Source: American Lamb Board

More From FoodService Director

Ideas and Innovation
staff pack

To keep staff motivated, we locked them in a room together. As part of a midsemester training session, we formed work groups and sent them to a local Escape Room to see which team could play the game together most effectively and escape first. Not only was this training a great team-building experience, but it supported a local new business and gave our staff a memorable experience.

Ideas and Innovation
star employee

Senior leadership meets twice a year to do organizational talent planning for every position from the top down. We talk about who are the potential high-performers, and go through how they can grow. People are your differentiator—you need to take care of your assets, and your assets are your human resources.

Industry News & Opinion

Students at the University of Michigan in Ann Arbor will be served student-grown produce from the campus farm at dining halls this fall, M Live reports.

The dining team received its first batch of produce from UM’s on-campus farm in June, after students received the proper USDA certification to grow, harvest and deliver food to campus dining halls. In order to figure out what produce is needed, students communicate with the dining department weekly, and Michigan Dining purchases items accordingly.

"The students are involved from seed to plate," Executive Chef Frank Turchan...

Sponsored Content
college students eating

From Ovention.

Today’s colleges and universities know they should offer more than a large selection of breakfast cereals in the morning and chicken tenders at lunch to appeal to students. When it comes to what’s trending on campuses, here’s a look at what directors can tune into to boost engagement.

1. Expanded dining hours
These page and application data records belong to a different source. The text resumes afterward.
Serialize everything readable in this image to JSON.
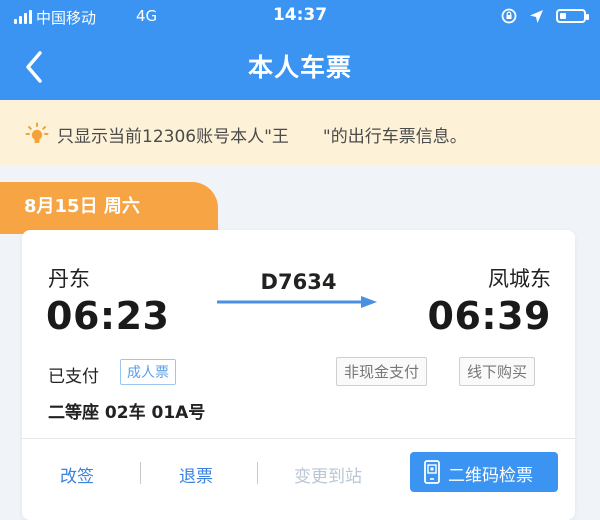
{
  "status_bar": {
    "carrier": "中国移动",
    "network": "4G",
    "time": "14:37"
  },
  "header": {
    "title": "本人车票"
  },
  "notice": {
    "text": "只显示当前12306账号本人\"王　　\"的出行车票信息。"
  },
  "ticket": {
    "date": "8月15日 周六",
    "from_station": "丹东",
    "depart_time": "06:23",
    "train_no": "D7634",
    "to_station": "凤城东",
    "arrive_time": "06:39",
    "pay_status": "已支付",
    "passenger_type": "成人票",
    "tags": [
      "非现金支付",
      "线下购买"
    ],
    "seat": "二等座 02车 01A号"
  },
  "actions": {
    "change": "改签",
    "refund": "退票",
    "change_station": "变更到站",
    "qr_check": "二维码检票"
  },
  "colors": {
    "header_blue": "#3b94f1",
    "notice_bg": "#fdf2d8",
    "date_tab_orange": "#f7a445",
    "link_blue": "#3b82e0"
  }
}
Late-night options have long been a popular fixture on college campuses, but if it’s too late, students often choose to venture to off-campus retailers to satisfy their cravings. According to Technomic’s 2017 College & University Consumer Trend...

FSD Resources